This volume explores different aspects of the reception of Firdausi’s
Shahnama or ‘Book of Kings’, both within Iran and in neighbouring lands. Later poets and writers not only looked to Firdausi’s work for a model, but supplemented its stories with other narratives or absorbed the characters and the moral values of the poem into their own works. Several chapters focus on the literary traditions fed by the
Shahnama, including reports of the continuing oral performances of its more popular stories. Others discuss Firdausi’s impact on the creative imagination of the miniature painters who illustrated manuscript copies of the
Shahnama in the courts of the Ottoman Empire, Moghul India, and the Central Asia Khanates up till the seventeenth century.
Contributors include Gabrielle van den Berg, Francesca Leoni, Farhad Mehran, Bilha Moor, Adeela Qureshi, Ravshan Rahmoni, Julia Rubanovich, Karin Ruehrdanz, Jan Schmidt, Ivan Steblin-Kamenski, Zeren Tanindi, Lâle Uluç, Evangelos Venetis, Olga Yastrebova, and Marjolijn van Zutphen.

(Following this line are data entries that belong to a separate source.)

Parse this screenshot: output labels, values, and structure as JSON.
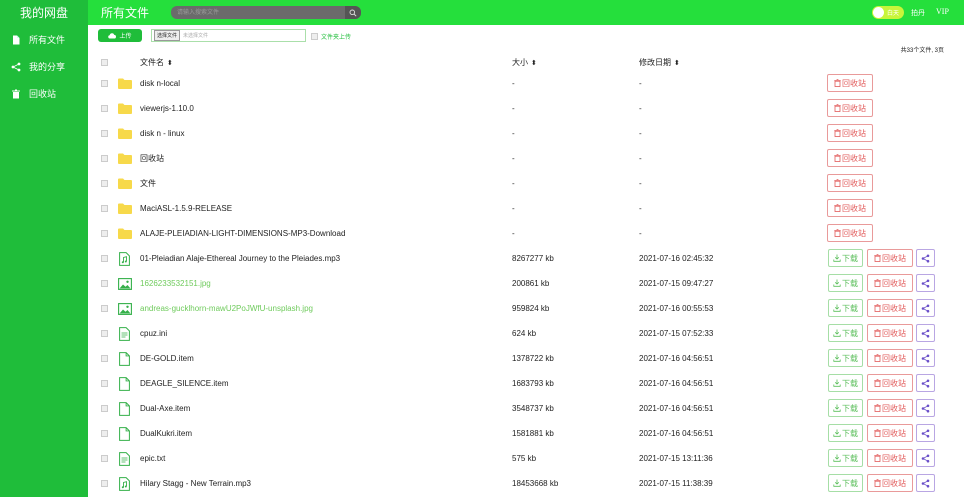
{
  "sidebar": {
    "brand": "我的网盘",
    "items": [
      {
        "label": "所有文件",
        "icon": "file-icon"
      },
      {
        "label": "我的分享",
        "icon": "share-icon"
      },
      {
        "label": "回收站",
        "icon": "trash-icon"
      }
    ]
  },
  "header": {
    "title": "所有文件",
    "search_placeholder": "请输入搜索文件",
    "toggle_label": "白天",
    "link_1": "拍丹",
    "link_2": "VIP"
  },
  "toolbar": {
    "upload_label": "上传",
    "choose_file": "选择文件",
    "no_file": "未选择文件",
    "folder_upload": "文件夹上传",
    "summary": "共33个文件, 3页"
  },
  "table": {
    "col_name": "文件名",
    "col_size": "大小",
    "col_date": "修改日期",
    "action_download": "下载",
    "action_recycle": "回收站",
    "rows": [
      {
        "name": "disk n-local",
        "type": "folder",
        "size": "-",
        "date": "-"
      },
      {
        "name": "viewerjs-1.10.0",
        "type": "folder",
        "size": "-",
        "date": "-"
      },
      {
        "name": "disk n - linux",
        "type": "folder",
        "size": "-",
        "date": "-"
      },
      {
        "name": "回收站",
        "type": "folder",
        "size": "-",
        "date": "-"
      },
      {
        "name": "文件",
        "type": "folder",
        "size": "-",
        "date": "-"
      },
      {
        "name": "MaciASL-1.5.9-RELEASE",
        "type": "folder",
        "size": "-",
        "date": "-"
      },
      {
        "name": "ALAJE-PLEIADIAN-LIGHT-DIMENSIONS-MP3-Download",
        "type": "folder",
        "size": "-",
        "date": "-"
      },
      {
        "name": "01-Pleiadian Alaje-Ethereal Journey to the Pleiades.mp3",
        "type": "audio",
        "size": "8267277 kb",
        "date": "2021-07-16 02:45:32"
      },
      {
        "name": "1626233532151.jpg",
        "type": "image",
        "size": "200861 kb",
        "date": "2021-07-15 09:47:27"
      },
      {
        "name": "andreas-gucklhorn-mawU2PoJWfU-unsplash.jpg",
        "type": "image",
        "size": "959824 kb",
        "date": "2021-07-16 00:55:53"
      },
      {
        "name": "cpuz.ini",
        "type": "doc",
        "size": "624 kb",
        "date": "2021-07-15 07:52:33"
      },
      {
        "name": "DE-GOLD.item",
        "type": "file",
        "size": "1378722 kb",
        "date": "2021-07-16 04:56:51"
      },
      {
        "name": "DEAGLE_SILENCE.item",
        "type": "file",
        "size": "1683793 kb",
        "date": "2021-07-16 04:56:51"
      },
      {
        "name": "Dual-Axe.item",
        "type": "file",
        "size": "3548737 kb",
        "date": "2021-07-16 04:56:51"
      },
      {
        "name": "DualKukri.item",
        "type": "file",
        "size": "1581881 kb",
        "date": "2021-07-16 04:56:51"
      },
      {
        "name": "epic.txt",
        "type": "doc",
        "size": "575 kb",
        "date": "2021-07-15 13:11:36"
      },
      {
        "name": "Hilary Stagg - New Terrain.mp3",
        "type": "audio",
        "size": "18453668 kb",
        "date": "2021-07-15 11:38:39"
      }
    ]
  },
  "colors": {
    "accent": "#1fbd3a",
    "header": "#25df3c",
    "folder": "#f7d94a",
    "danger": "#e25b5b",
    "share": "#6a4fc9"
  }
}
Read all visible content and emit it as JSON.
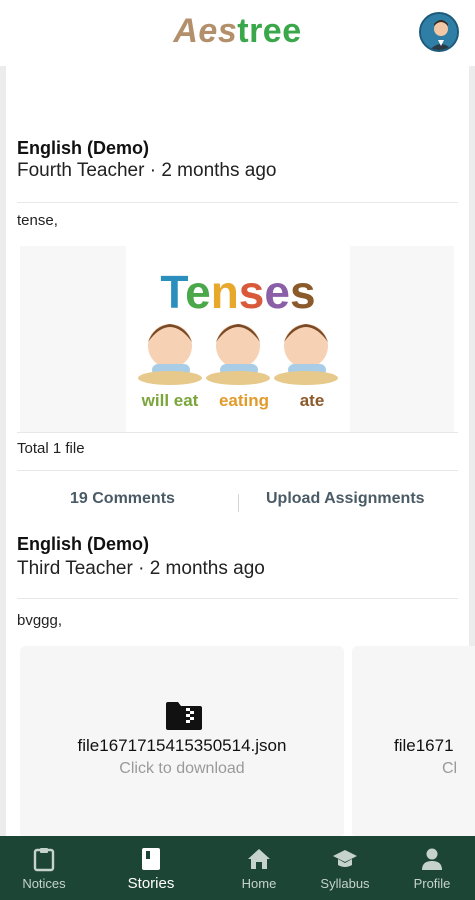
{
  "app": {
    "logo_part1": "Aes",
    "logo_part2": "tree"
  },
  "posts": [
    {
      "subject": "English (Demo)",
      "teacher_line": "Fourth Teacher · 2 months ago",
      "text": "tense,",
      "image": {
        "title": "Tenses",
        "labels": [
          "will eat",
          "eating",
          "ate"
        ]
      },
      "total_files": "Total 1 file",
      "actions": {
        "comments": "19 Comments",
        "upload": "Upload Assignments"
      }
    },
    {
      "subject": "English (Demo)",
      "teacher_line": "Third Teacher · 2 months ago",
      "text": "bvggg,",
      "files": [
        {
          "name": "file1671715415350514.json",
          "hint": "Click to download"
        },
        {
          "name": "file1671",
          "hint": "Cl"
        }
      ]
    }
  ],
  "nav": [
    {
      "label": "Notices",
      "icon": "clipboard-icon",
      "active": false
    },
    {
      "label": "Stories",
      "icon": "book-icon",
      "active": true
    },
    {
      "label": "Home",
      "icon": "home-icon",
      "active": false
    },
    {
      "label": "Syllabus",
      "icon": "graduation-cap-icon",
      "active": false
    },
    {
      "label": "Profile",
      "icon": "person-icon",
      "active": false
    }
  ],
  "colors": {
    "nav_bg": "#1d4536",
    "logo_brown": "#b3906b",
    "logo_green": "#3aa84a"
  }
}
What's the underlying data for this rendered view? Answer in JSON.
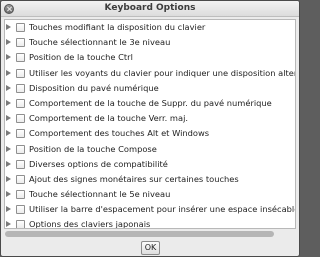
{
  "window": {
    "title": "Keyboard Options"
  },
  "options": [
    {
      "label": "Touches modifiant la disposition du clavier",
      "checked": false
    },
    {
      "label": "Touche sélectionnant le 3e niveau",
      "checked": false
    },
    {
      "label": "Position de la touche Ctrl",
      "checked": false
    },
    {
      "label": "Utiliser les voyants du clavier pour indiquer une disposition alternat",
      "checked": false
    },
    {
      "label": "Disposition du pavé numérique",
      "checked": false
    },
    {
      "label": "Comportement de la touche de Suppr. du pavé numérique",
      "checked": false
    },
    {
      "label": "Comportement de la touche Verr. maj.",
      "checked": false
    },
    {
      "label": "Comportement des touches Alt et Windows",
      "checked": false
    },
    {
      "label": "Position de la touche Compose",
      "checked": false
    },
    {
      "label": "Diverses options de compatibilité",
      "checked": false
    },
    {
      "label": "Ajout des signes monétaires sur certaines touches",
      "checked": false
    },
    {
      "label": "Touche sélectionnant le 5e niveau",
      "checked": false
    },
    {
      "label": "Utiliser la barre d'espacement pour insérer une espace insécable",
      "checked": false
    },
    {
      "label": "Options des claviers japonais",
      "checked": false
    }
  ],
  "buttons": {
    "ok_label": "OK"
  }
}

Charles Melville is Professor of Persian History at the University of Cambridge and a Fellow of Pembroke College. He is currently director of the Shahnama Project and president of The Islamic Manuscript Association (TIMA), both based in Cambridge. Recent publications include
Epic of the Persian Kings. The Art of Ferdowsi’s Shahnameh, with Barbara Brend (London, 2010).
Gabrielle van den Berg, Ph.D. (1997), is lecturer in Persian at Leiden University. She has published on classical Persian literature, Tajik poetry, Ismailism and oral traditions of Central Asia. She is the author of
Minstrel Poetry from the Pamir Mountains: A Study on the Songs and Poems of the Ismailis of Tajik Badakhshan (Wiesbaden, 2004).
All those interested in Persian literature and epic poetry, the expansion of the Persianate culture and arts of the book into neighbouring lands, and the oral transmision of legend.